■ **Records for this exercise**:
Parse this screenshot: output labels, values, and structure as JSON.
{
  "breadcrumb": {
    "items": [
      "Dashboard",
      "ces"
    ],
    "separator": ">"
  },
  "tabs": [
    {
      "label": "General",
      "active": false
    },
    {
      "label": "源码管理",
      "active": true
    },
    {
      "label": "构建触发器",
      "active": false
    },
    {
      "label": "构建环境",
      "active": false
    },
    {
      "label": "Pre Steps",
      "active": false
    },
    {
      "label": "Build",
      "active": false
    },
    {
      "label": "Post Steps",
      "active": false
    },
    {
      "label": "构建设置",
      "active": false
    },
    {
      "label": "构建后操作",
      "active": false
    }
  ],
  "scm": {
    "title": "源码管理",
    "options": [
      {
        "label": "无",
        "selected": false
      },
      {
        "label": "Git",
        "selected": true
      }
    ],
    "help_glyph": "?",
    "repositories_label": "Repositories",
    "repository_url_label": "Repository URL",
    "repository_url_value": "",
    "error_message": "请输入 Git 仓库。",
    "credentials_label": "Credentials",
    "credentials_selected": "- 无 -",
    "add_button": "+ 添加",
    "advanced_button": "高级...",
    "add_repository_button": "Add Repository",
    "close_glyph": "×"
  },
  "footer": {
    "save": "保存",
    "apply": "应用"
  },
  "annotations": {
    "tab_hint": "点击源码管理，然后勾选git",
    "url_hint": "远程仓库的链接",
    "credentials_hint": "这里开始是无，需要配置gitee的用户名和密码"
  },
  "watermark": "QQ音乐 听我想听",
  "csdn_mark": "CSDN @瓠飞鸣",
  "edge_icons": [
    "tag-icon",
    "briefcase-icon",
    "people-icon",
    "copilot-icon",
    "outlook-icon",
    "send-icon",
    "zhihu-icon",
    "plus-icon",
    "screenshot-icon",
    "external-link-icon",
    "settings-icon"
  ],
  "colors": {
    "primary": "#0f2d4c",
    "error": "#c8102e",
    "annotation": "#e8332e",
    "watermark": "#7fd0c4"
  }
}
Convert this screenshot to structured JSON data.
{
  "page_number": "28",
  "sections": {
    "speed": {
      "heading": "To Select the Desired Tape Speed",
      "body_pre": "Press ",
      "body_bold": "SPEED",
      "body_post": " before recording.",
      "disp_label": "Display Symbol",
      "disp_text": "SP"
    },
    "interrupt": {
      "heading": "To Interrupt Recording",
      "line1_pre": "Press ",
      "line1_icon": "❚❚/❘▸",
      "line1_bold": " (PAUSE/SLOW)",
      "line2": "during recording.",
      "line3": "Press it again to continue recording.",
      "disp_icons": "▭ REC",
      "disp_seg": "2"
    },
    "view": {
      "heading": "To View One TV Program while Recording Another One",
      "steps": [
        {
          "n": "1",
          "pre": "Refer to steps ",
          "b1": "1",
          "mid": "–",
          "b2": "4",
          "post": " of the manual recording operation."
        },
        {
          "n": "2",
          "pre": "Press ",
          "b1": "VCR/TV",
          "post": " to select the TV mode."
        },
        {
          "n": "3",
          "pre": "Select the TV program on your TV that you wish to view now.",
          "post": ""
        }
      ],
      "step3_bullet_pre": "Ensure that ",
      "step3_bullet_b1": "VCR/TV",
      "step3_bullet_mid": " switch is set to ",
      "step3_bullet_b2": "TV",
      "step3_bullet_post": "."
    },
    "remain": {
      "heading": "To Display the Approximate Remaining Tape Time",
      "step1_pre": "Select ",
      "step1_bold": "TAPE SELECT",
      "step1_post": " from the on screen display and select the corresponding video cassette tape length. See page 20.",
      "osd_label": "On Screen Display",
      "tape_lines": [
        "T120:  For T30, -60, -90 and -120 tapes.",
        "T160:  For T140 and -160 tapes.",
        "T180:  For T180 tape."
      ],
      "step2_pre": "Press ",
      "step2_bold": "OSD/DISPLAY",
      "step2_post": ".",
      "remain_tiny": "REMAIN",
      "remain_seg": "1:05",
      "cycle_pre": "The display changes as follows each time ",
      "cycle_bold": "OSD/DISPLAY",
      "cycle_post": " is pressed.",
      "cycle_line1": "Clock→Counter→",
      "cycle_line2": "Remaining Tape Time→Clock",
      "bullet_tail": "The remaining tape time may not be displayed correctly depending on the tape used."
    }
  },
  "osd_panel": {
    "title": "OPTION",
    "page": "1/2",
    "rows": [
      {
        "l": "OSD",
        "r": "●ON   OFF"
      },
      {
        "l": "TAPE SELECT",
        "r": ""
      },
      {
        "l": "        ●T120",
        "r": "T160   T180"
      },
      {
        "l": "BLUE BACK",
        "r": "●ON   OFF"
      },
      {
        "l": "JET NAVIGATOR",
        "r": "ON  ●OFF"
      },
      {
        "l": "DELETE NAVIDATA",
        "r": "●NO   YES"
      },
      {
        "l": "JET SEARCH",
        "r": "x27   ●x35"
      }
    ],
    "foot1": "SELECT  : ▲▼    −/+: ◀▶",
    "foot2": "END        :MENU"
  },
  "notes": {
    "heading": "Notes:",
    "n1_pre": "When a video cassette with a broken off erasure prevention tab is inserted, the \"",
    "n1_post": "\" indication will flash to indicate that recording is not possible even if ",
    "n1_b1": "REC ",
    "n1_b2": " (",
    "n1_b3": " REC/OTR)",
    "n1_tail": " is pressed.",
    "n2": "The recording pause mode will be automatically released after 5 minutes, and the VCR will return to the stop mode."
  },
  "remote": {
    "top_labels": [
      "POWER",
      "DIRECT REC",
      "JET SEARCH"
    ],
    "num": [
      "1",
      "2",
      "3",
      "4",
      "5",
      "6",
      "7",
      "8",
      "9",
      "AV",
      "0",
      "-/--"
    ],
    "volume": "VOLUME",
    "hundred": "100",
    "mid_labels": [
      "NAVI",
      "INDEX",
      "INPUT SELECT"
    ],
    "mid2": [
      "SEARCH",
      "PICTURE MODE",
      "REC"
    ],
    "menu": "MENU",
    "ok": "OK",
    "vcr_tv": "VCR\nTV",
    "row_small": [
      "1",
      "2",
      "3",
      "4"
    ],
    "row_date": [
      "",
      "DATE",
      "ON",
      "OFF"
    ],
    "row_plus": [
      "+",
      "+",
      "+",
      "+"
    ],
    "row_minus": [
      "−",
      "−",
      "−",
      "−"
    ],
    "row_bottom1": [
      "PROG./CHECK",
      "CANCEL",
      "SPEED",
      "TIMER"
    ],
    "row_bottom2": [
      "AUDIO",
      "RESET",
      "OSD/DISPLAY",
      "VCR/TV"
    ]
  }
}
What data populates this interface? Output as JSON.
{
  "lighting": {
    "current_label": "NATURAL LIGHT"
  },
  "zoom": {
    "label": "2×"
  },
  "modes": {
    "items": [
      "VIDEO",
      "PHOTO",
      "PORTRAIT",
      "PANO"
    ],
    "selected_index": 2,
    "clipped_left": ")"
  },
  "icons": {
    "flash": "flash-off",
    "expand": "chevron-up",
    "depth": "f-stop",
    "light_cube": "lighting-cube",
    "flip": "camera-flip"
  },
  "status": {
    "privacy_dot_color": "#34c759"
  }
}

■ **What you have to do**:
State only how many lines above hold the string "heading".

■ **Completed task**:
5